* _TASK DETAILS_:
All lines of the material that contain "File" must be copied out.

[EXERCISE DATA]

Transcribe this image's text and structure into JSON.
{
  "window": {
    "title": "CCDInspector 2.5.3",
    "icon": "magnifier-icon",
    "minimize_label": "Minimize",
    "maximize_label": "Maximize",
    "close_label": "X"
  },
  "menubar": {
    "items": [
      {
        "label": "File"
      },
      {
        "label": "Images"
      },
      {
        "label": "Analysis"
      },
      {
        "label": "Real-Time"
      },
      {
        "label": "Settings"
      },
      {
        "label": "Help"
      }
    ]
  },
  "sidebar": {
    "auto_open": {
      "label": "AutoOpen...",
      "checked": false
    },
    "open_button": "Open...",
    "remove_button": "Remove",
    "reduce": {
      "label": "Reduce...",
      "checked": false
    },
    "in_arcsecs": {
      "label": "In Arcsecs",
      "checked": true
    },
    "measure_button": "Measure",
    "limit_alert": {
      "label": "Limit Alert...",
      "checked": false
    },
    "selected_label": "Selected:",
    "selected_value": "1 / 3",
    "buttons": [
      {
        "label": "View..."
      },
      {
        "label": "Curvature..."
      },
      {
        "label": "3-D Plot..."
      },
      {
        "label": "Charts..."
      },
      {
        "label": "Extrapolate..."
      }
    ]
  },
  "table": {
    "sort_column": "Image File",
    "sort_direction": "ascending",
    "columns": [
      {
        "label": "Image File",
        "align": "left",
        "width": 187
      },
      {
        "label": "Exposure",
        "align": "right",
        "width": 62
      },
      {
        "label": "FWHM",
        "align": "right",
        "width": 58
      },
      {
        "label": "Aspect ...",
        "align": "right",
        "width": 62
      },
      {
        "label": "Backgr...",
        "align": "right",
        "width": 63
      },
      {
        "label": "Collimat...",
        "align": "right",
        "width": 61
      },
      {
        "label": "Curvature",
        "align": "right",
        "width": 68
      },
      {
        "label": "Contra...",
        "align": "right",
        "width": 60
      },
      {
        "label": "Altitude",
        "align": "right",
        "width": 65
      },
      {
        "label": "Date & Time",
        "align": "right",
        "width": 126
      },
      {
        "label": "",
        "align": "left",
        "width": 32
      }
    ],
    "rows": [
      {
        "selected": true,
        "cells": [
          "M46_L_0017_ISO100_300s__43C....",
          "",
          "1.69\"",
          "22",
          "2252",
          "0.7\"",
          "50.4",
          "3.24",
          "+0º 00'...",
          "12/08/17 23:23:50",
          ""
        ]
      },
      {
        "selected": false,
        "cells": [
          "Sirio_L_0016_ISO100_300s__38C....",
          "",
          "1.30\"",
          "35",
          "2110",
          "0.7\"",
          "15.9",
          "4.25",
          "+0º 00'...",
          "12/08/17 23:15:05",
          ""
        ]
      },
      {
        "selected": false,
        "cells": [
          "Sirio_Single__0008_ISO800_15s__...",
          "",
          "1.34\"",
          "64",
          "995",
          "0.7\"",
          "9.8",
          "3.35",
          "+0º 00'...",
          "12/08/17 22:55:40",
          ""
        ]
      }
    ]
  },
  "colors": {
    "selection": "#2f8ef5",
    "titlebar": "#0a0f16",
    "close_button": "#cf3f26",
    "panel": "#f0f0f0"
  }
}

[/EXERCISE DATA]
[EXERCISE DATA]

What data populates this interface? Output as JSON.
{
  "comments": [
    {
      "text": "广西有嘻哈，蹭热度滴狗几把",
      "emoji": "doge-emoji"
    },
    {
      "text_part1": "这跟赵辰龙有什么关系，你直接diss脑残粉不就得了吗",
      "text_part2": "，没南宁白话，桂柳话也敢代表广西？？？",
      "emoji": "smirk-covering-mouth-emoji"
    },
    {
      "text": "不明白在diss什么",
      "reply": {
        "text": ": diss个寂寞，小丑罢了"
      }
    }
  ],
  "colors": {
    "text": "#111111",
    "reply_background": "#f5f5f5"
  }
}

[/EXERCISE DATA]

* _TASK SOLUTION_:
        "label": "File"
    "sort_column": "Image File",
        "label": "Image File",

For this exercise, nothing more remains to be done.